For example, a mother of three might be asking for a loan to get her foundation fixed. She provides all the usual credit/income information to Lending Club for your viewing pleasure, and she'll actually answer questions about the loan. This is awesome because you can take the time to actually make a good decision on each loan, unlike banks which must go by formulas.
Best of all, Lending Club publishes statistics on its various loans. Historically the best returns are found with the high D low E loans (A is best, F is worst). So those are what I invest in. The problem with worse loans is that some will default, so it's important to diversify your risk. I have $10k invested through Lending Club right now, and each loan is $50 to $200.
It's only been a few months, but my returns are averaging 17.8% right now. That's better than Berkshire and I imagine it to be less risky as well. With average defaults (meaning I am no better than average at choosing loans), I can expect that to fall to 15%.
On top of that 17.8%, I've also received 2% in bonuses. Every month there's some promotion going on. Right now you can get 3% on 15k. I don't have that much to invest, so I'm not doing it. Two months ago was 2% on 5k, which I did. As my loans get paid off (people tend to pay more than the minimum, so this is faster than expected), I withdraw all of the money. Once I withdraw enough to qualify for another bonus, I'll put it back in. Counting the bonuses, I'm pushing 20% returns here
Thanks to an awesome blog reader, I'm speaking at SXSW this year! WOO! More details coming when I have them.
Progress on my big project mentioned a few posts back is great. I'll be applying to YC Summer '11. If you're thinking of applying then, don't. it will be brutal trying to work in my shadow.
I'll keep giving out TaskSmash codes until they aren't getting snapped up. If you can't get one, keep trying! BTW, I don't really need feedback right now. I have a lot of it, and I probably won't get to it for a while. I'm giving out the codes because I think even though it's a bit rough, TS is the best way to stay accountable.
During my second year at college, I thought that investing was easy. I read about options, paper traded for a few months, and then solicited my friends for investments. Many of them invested in my hedge fund - "The H Fund", which I started with a friend.
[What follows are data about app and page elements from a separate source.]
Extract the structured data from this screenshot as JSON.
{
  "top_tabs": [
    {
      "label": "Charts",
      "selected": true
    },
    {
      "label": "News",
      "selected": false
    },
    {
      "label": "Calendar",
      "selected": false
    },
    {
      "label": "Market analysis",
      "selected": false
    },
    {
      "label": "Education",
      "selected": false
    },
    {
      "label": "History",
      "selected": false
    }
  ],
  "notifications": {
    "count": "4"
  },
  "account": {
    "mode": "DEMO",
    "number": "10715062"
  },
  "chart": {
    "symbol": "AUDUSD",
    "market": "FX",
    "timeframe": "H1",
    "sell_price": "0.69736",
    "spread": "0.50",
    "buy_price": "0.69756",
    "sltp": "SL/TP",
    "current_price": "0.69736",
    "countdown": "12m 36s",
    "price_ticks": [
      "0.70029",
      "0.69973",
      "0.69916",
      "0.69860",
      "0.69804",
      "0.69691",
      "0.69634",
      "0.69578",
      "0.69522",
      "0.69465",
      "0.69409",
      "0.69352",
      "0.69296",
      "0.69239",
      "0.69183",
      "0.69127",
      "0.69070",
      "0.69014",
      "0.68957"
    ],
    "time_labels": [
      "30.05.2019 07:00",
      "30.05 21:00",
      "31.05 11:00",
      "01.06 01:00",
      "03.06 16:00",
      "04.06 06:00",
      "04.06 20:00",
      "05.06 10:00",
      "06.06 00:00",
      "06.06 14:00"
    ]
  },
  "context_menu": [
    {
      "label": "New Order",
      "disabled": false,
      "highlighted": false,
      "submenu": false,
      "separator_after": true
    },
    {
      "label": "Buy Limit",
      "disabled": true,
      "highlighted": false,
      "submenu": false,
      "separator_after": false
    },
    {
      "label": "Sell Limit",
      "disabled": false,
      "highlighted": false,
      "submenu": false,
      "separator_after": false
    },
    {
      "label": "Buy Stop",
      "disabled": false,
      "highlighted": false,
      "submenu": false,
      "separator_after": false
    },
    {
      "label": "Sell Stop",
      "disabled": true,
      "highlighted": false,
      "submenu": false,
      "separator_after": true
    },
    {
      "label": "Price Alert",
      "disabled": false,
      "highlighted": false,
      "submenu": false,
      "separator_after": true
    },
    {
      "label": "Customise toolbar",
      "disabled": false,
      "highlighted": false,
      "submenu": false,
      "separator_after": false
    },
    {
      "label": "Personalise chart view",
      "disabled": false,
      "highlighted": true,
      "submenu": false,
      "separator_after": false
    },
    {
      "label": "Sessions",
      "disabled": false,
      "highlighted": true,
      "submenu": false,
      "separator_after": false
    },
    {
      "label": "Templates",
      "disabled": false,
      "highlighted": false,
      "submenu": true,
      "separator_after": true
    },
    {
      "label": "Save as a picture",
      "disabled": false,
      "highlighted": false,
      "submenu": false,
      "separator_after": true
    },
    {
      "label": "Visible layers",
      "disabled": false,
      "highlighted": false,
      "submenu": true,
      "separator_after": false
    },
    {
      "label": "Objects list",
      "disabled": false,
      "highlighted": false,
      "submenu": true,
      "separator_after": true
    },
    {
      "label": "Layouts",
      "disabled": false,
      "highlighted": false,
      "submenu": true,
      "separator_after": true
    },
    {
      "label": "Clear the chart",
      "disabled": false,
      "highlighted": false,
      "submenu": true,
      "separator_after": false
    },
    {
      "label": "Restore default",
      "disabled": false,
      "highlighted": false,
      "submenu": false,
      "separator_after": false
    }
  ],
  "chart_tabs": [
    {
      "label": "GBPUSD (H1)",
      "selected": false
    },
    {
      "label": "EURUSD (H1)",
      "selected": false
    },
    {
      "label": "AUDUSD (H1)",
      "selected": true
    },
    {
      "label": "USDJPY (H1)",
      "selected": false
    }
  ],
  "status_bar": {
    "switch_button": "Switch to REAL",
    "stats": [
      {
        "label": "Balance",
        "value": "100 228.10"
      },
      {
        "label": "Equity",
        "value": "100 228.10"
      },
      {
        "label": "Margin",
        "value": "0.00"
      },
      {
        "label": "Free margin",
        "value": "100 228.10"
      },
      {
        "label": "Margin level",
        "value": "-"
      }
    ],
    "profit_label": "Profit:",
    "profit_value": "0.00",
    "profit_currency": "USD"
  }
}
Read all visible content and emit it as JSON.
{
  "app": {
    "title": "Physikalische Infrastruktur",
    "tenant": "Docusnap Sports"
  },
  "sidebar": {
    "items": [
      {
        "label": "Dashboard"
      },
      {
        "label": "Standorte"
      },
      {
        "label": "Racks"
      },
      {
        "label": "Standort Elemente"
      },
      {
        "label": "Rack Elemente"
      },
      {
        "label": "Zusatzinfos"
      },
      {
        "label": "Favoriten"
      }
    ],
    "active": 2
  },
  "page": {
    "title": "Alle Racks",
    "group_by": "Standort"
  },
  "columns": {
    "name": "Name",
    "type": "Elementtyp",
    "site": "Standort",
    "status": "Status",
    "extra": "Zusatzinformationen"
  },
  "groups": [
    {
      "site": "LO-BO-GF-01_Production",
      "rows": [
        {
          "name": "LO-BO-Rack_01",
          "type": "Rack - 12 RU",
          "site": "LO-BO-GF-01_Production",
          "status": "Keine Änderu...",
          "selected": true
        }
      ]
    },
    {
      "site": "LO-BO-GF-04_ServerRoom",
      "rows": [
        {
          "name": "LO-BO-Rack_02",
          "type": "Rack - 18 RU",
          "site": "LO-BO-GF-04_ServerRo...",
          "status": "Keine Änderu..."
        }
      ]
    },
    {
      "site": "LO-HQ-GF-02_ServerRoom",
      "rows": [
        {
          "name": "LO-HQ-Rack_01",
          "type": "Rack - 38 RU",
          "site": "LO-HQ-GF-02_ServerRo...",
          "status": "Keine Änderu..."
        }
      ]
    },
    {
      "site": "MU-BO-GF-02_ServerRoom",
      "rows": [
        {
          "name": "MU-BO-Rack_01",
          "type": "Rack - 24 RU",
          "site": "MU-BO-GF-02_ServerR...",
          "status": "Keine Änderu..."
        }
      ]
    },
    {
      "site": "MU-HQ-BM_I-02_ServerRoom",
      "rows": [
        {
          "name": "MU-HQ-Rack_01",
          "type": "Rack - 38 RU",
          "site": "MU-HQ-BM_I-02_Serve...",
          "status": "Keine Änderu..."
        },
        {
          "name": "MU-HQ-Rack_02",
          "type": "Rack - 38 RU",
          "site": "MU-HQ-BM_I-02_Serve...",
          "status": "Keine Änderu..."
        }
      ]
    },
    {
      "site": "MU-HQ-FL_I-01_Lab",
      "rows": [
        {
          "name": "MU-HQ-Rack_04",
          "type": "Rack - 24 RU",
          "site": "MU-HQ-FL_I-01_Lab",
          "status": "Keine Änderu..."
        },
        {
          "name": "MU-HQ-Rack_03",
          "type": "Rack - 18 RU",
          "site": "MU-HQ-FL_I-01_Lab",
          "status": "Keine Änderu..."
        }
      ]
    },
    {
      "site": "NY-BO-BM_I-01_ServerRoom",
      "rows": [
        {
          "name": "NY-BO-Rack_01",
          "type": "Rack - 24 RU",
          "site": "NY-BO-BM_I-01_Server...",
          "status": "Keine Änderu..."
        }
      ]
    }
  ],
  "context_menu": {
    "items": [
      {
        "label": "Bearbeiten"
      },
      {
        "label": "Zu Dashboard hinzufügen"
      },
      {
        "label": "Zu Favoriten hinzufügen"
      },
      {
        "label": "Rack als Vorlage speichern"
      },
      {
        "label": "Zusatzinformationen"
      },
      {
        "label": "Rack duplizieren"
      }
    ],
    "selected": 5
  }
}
In total we had $26k, which was quite a lot considering how young we were.
The fund survived for a few months, even being profitable for a short amount of time. In the end, though, we lost all of the money. Luckily I have awesome friends who understood the risk, and no one was mad. Still - I learned my lessons and stayed out of the stock market for years.
For some reason or another I started reading about Warren Buffet. For those that don't know, he is the second richest man in the US, with a worth of over 40 billion. What makes him exceptional is that he is the only person on the top 100 richest people list who made his money through investing.
I first found out about Lending Club last summer (in 2012) after Tynan posted an article on his blog about it. There seems to be a healthy skepticism about using it, so I thought I'd offer my two cents after 9 months of activity.
If you haven't checked it out, I encourage you to visit the website a bit. The company is a middleman for lenders and borrowers. A typical customer may want to consolidate their debt, or pay some unexpected bills, and ask for a loan from Lending Club. The company itself will do some due diligence to make sure what the borrower is claiming as income, employment history, etc. is true. The loan itself is then listed on the website, and lenders (us) combine their money to fulfill the loan. This is a very simplistic explanation, but it's enough to get you started.